Assets and retirement plans, whether they be IRAs, 401(k)s, 403(b) plans or other types of retirement plans, constitute an increasingly large percentage of our clients’ net worth. Although our attorneys do not advise clients on investment strategies, we can advise our client as to the most advantageous ways to structure their plans and beneficiary designations to best achieve their retirement estate planning objectives.
Wills and Trusts do not control disposition of assets in retirement plans. Therefore, if beneficiary designations are not drafted in concert with one’s estate planning documents, then the individuals’ estate planning objectives will not be met. For example, if a minor is named as a beneficiary of a retirement account, he or she will be entitled to complete control over that account at age 18, and a Guardian will have to be appointed to safeguard the minor’s best interest in the meantime. These problems would be solved if a trust is named the beneficiary instead of the minor individually.
Further, if beneficiary designations are not drafted with an understanding of the IRS rules and regulations governing retirement accounts, payments to beneficiaries may have to be accelerated–paid out completely within five years after death. With the proper planning, those payments from a decedent’s retirement plans may be stretched out over the life expectancy of children and grandchildren, thus deferring the imposition of income tax and potentially lowering the applicable income tax rates.
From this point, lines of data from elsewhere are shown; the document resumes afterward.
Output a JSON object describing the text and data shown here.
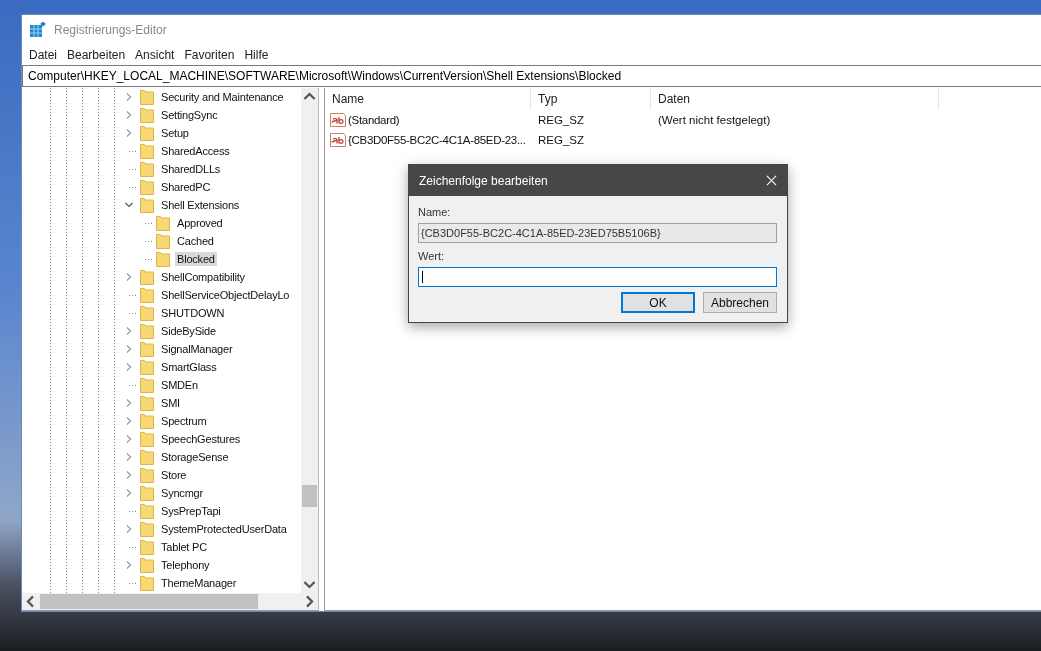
{
  "window": {
    "title": "Registrierungs-Editor"
  },
  "menu": [
    "Datei",
    "Bearbeiten",
    "Ansicht",
    "Favoriten",
    "Hilfe"
  ],
  "address": "Computer\\HKEY_LOCAL_MACHINE\\SOFTWARE\\Microsoft\\Windows\\CurrentVersion\\Shell Extensions\\Blocked",
  "tree": [
    {
      "name": "Security and Maintenance",
      "kind": "node",
      "expanded": false,
      "selected": false
    },
    {
      "name": "SettingSync",
      "kind": "node",
      "expanded": false,
      "selected": false
    },
    {
      "name": "Setup",
      "kind": "node",
      "expanded": false,
      "selected": false
    },
    {
      "name": "SharedAccess",
      "kind": "leaf",
      "selected": false
    },
    {
      "name": "SharedDLLs",
      "kind": "leaf",
      "selected": false
    },
    {
      "name": "SharedPC",
      "kind": "leaf",
      "selected": false
    },
    {
      "name": "Shell Extensions",
      "kind": "node",
      "expanded": true,
      "selected": false,
      "children": [
        {
          "name": "Approved",
          "kind": "leaf",
          "selected": false
        },
        {
          "name": "Cached",
          "kind": "leaf",
          "selected": false
        },
        {
          "name": "Blocked",
          "kind": "leaf",
          "selected": true
        }
      ]
    },
    {
      "name": "ShellCompatibility",
      "kind": "node",
      "expanded": false,
      "selected": false
    },
    {
      "name": "ShellServiceObjectDelayLo",
      "kind": "leaf",
      "selected": false
    },
    {
      "name": "SHUTDOWN",
      "kind": "leaf",
      "selected": false
    },
    {
      "name": "SideBySide",
      "kind": "node",
      "expanded": false,
      "selected": false
    },
    {
      "name": "SignalManager",
      "kind": "node",
      "expanded": false,
      "selected": false
    },
    {
      "name": "SmartGlass",
      "kind": "node",
      "expanded": false,
      "selected": false
    },
    {
      "name": "SMDEn",
      "kind": "leaf",
      "selected": false
    },
    {
      "name": "SMI",
      "kind": "node",
      "expanded": false,
      "selected": false
    },
    {
      "name": "Spectrum",
      "kind": "node",
      "expanded": false,
      "selected": false
    },
    {
      "name": "SpeechGestures",
      "kind": "node",
      "expanded": false,
      "selected": false
    },
    {
      "name": "StorageSense",
      "kind": "node",
      "expanded": false,
      "selected": false
    },
    {
      "name": "Store",
      "kind": "node",
      "expanded": false,
      "selected": false
    },
    {
      "name": "Syncmgr",
      "kind": "node",
      "expanded": false,
      "selected": false
    },
    {
      "name": "SysPrepTapi",
      "kind": "leaf",
      "selected": false
    },
    {
      "name": "SystemProtectedUserData",
      "kind": "node",
      "expanded": false,
      "selected": false
    },
    {
      "name": "Tablet PC",
      "kind": "leaf",
      "selected": false
    },
    {
      "name": "Telephony",
      "kind": "node",
      "expanded": false,
      "selected": false
    },
    {
      "name": "ThemeManager",
      "kind": "leaf",
      "selected": false
    }
  ],
  "table": {
    "columns": [
      "Name",
      "Typ",
      "Daten"
    ],
    "rows": [
      {
        "name": "(Standard)",
        "type": "REG_SZ",
        "data": "(Wert nicht festgelegt)"
      },
      {
        "name": "{CB3D0F55-BC2C-4C1A-85ED-23...",
        "type": "REG_SZ"
      }
    ]
  },
  "dialog": {
    "title": "Zeichenfolge bearbeiten",
    "name_label": "Name:",
    "name_value": "{CB3D0F55-BC2C-4C1A-85ED-23ED75B5106B}",
    "value_label": "Wert:",
    "value_focused": true,
    "buttons": [
      {
        "label": "OK",
        "default": true
      },
      {
        "label": "Abbrechen",
        "default": false
      }
    ]
  }
}
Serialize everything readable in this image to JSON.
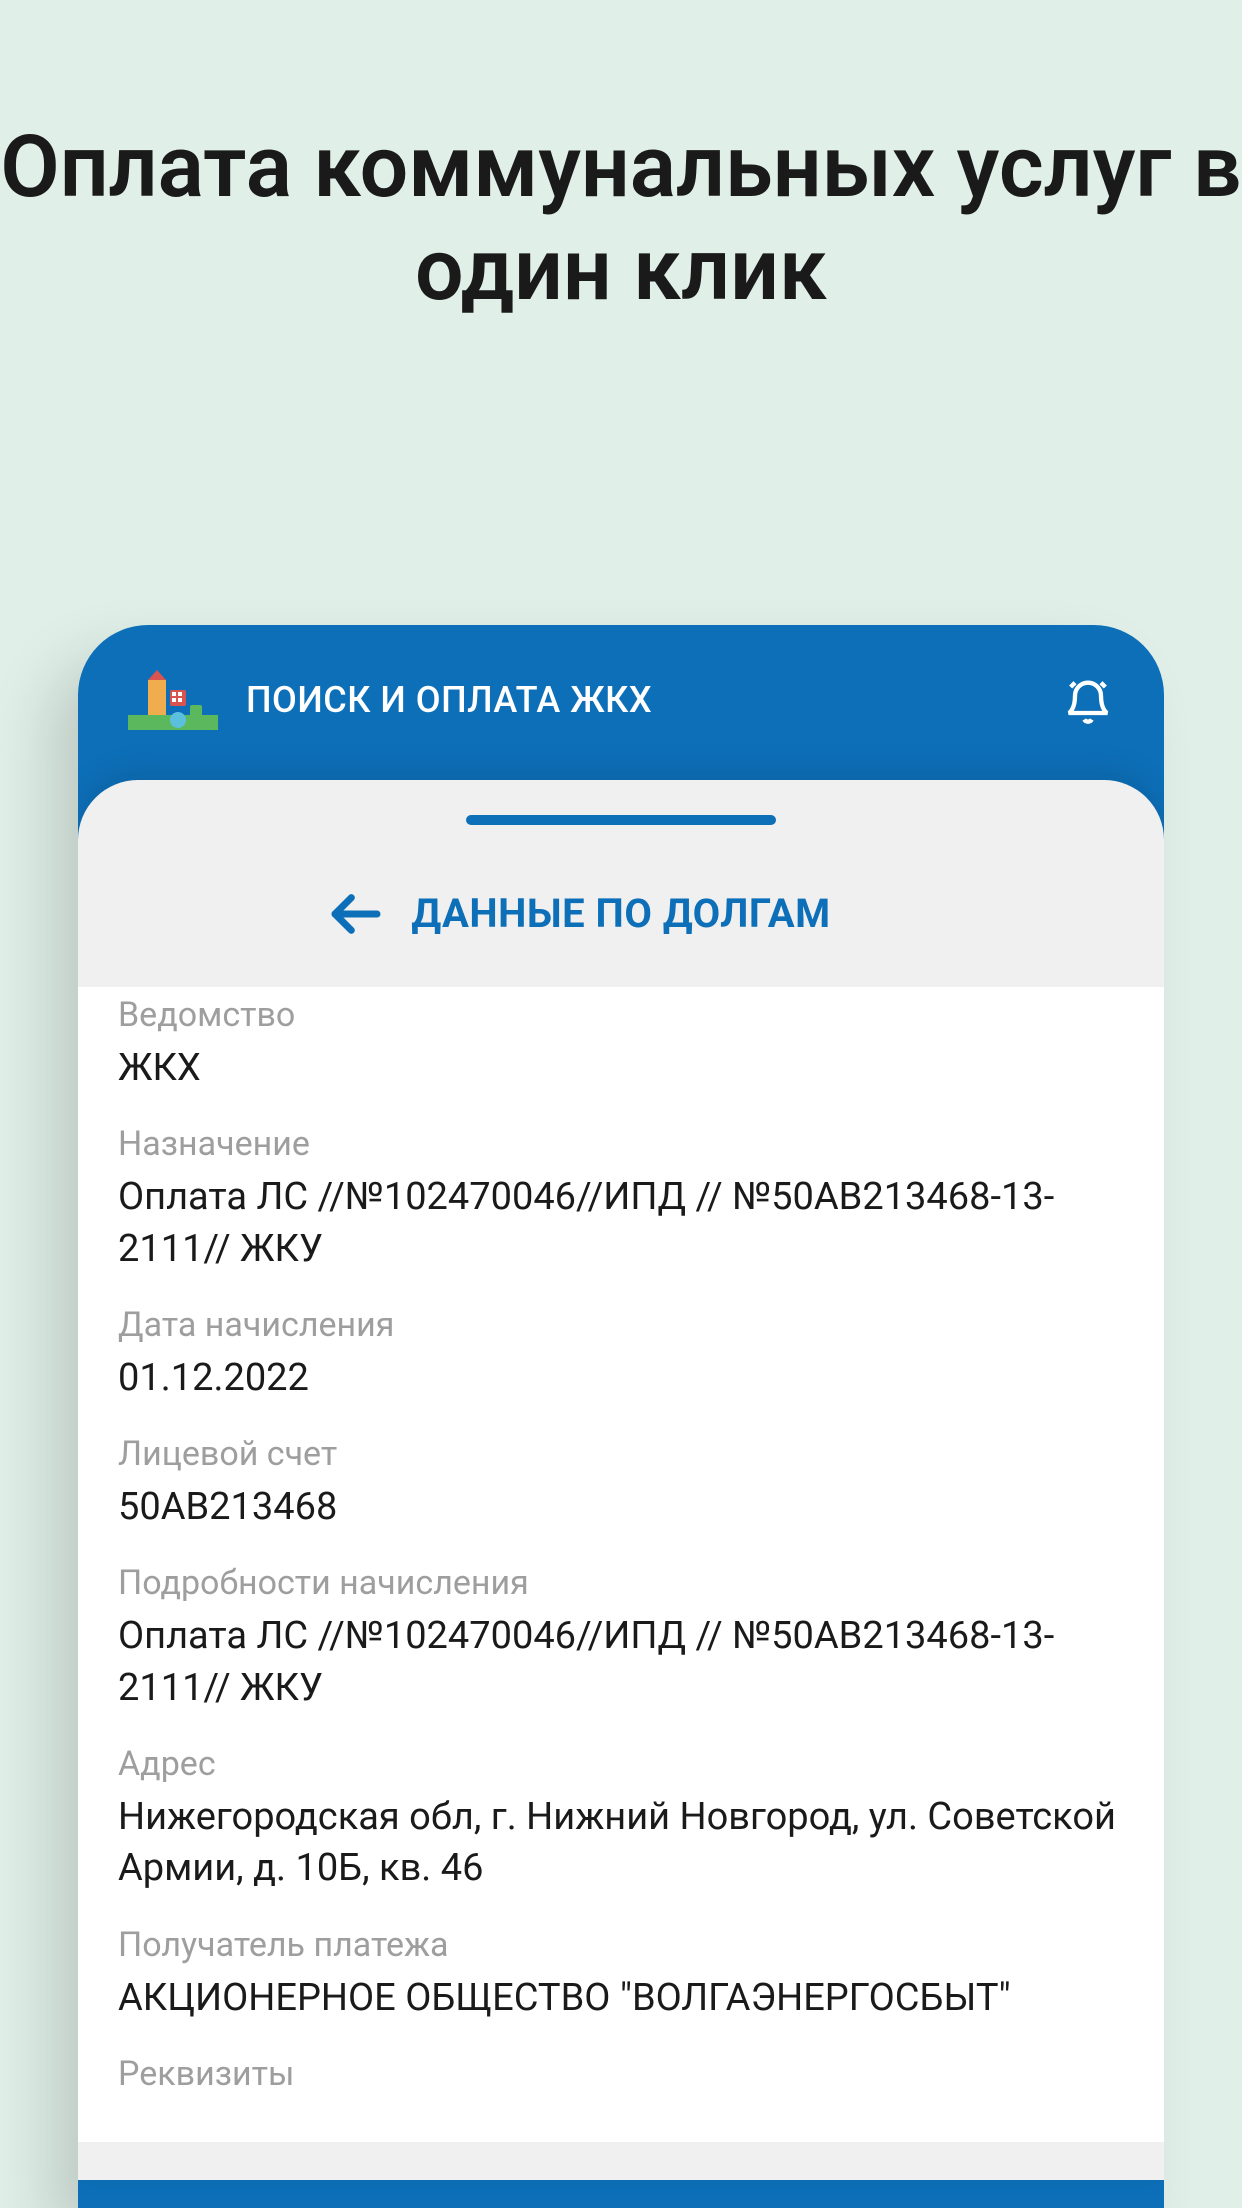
{
  "promo": {
    "title": "Оплата коммунальных услуг в один клик"
  },
  "header": {
    "title": "ПОИСК И ОПЛАТА ЖКХ"
  },
  "sheet": {
    "title": "ДАННЫЕ ПО ДОЛГАМ"
  },
  "fields": {
    "department": {
      "label": "Ведомство",
      "value": "ЖКХ"
    },
    "purpose": {
      "label": "Назначение",
      "value": "Оплата ЛС  //№102470046//ИПД // №50АВ213468-13-2111// ЖКУ"
    },
    "accrual_date": {
      "label": "Дата начисления",
      "value": "01.12.2022"
    },
    "account": {
      "label": "Лицевой счет",
      "value": "50АВ213468"
    },
    "accrual_details": {
      "label": "Подробности начисления",
      "value": "Оплата ЛС  //№102470046//ИПД // №50АВ213468-13-2111// ЖКУ"
    },
    "address": {
      "label": "Адрес",
      "value": "Нижегородская обл, г. Нижний Новгород, ул. Советской Армии, д. 10Б, кв. 46"
    },
    "recipient": {
      "label": "Получатель платежа",
      "value": "АКЦИОНЕРНОЕ ОБЩЕСТВО \"ВОЛГАЭНЕРГОСБЫТ\""
    },
    "requisites": {
      "label": "Реквизиты",
      "value": ""
    }
  }
}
Our attorneys can assist you in avoiding the complexities of the IRS rules and to ensure that your retirement plans are consistent with the remainder of your estate planning and income tax objectives.